“Plan S, a funder led initiative to drive open access to research, will have significant impacts on the ways in which academics publish and communicate their research. However, beyond simply changing the way academics disseminate their research, it will also influence how learned societies, the organisations tasked with representing academics in particular disciplines, operate, as many currently depend on revenues from journal subscriptions to cross-subsidise their activities. In this post Alicia Wise and Lorraine Estelle explore this issue and provide an update from the first phase of the SPA-OPS [Society Publishers Accelerating Open access and Plan S] project that has been tasked with assessing the options available for learned societies to make the transition to open access….

A significant finding from our study was that only a small proportion of all the models we assessed involved APC payments. There are numerous other business models, many of these are more promising, and all are aligned with Plan S. Whilst the APC is the best known route to delivering open access journals, at least 1000 society journals have already flipped from a hybrid to full OA model, we believe this approach has become over-conflated with open access.
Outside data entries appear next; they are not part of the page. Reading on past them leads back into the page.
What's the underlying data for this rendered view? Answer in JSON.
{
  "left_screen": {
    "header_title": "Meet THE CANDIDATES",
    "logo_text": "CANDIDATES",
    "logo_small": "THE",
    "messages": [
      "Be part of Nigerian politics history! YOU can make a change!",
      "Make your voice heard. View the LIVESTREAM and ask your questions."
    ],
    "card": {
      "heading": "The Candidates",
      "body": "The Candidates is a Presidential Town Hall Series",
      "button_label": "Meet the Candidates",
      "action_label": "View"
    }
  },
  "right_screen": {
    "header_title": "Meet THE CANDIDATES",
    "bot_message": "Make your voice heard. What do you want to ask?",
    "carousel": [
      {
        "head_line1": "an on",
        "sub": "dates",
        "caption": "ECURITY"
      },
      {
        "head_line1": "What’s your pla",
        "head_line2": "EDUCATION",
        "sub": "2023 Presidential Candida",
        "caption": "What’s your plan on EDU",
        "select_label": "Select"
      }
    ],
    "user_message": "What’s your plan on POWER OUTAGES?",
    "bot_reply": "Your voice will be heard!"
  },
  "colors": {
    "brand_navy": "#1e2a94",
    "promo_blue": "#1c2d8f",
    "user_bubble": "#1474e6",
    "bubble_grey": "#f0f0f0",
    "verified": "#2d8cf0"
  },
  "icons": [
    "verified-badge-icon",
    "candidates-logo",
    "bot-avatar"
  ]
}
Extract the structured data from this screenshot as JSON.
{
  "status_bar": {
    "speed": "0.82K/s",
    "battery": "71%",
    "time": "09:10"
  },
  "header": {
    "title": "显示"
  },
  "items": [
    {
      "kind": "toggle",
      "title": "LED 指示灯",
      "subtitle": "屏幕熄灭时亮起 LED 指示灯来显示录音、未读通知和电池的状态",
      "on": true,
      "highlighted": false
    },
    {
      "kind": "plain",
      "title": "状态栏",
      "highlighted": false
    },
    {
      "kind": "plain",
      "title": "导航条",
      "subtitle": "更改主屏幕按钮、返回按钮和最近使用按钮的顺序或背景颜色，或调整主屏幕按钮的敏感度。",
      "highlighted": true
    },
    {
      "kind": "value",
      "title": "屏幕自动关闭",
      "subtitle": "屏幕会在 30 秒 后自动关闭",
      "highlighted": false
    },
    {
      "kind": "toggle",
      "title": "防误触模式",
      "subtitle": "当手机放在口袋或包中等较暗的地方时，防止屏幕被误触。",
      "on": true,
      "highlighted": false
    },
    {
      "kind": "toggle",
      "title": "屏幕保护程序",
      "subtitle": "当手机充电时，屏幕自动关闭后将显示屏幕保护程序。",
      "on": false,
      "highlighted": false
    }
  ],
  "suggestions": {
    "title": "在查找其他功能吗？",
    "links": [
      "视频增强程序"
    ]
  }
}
If society publishers are realistically going to make an open transition, then they need to transform their existing revenue streams to support OA publishing….”

Open Access Plans — S, T, U, so far | SciELO in Perspective

In a few earlier posts1,2, I have mentioned, and commented on, Plan S. In September of 2018, immediately after Plan S was presented, Tim Vines published a post on The Scholarly Kitchen3 in which he argues that Plan S, based on funding open access with Article processing Fees (APCs) should be scrapped and instead, OA should be financed by submission fees. He called his idea Plan T (I guess because T follows S in the alphabet). It is an old idea, but a valid one. I have for a long time been in favor of submission charges. After all, getting a paper reviewed and accepted in a journal is like doing an exam, to get a driver’s licence, for instance. One has to pay for such an exam, whether or not one passes or fails. Tim Vines uses the example of a dental check up in his post. You don’t just pay if the dentist finds a cavity to fill or a tooth to extract….

The same day that Tim Vines’ post was published, Richard Sever (of Cold Spring Harbor Publishers and bioRxiv) reacted by firing off a tweet which said: “Plan U: just mandate preprint deposition and let a downstream ecosystem of overlays/journals with various business models evolve in response to community needs. Side benefit: speeding up science massively…”4

Now we’re talking. This is entirely in line with what I proposed in 2015 [in a blog post]5. At first, Plan U appeared on a web site, planu.org, which was anonymous, undated, and doesn’t exist anymore. However, on June 4th, 2019, a formal article entitled “Plan U: Universal access to scientific and medical research via funder preprint mandates”6 appeared in the journal PLOS Biology. There is no reason whatsoever why this Plan U should not take off, although it may initially go slowly, given the usual inertia in the scientific community at large.

Plan U offers science communication everything it needs. Rapid sharing of research results via preprints, without the sometimes high cost of APCs; options of obtaining peer review and formal journal publication afterwards. And the latter, which can be expensive, only if and when necessary for funding or career development. It even may make the differences between open access and subscription journals fairly irrelevant for the dissemination of research results, as an open access version of every article will in any way be guaranteed via the preprint….”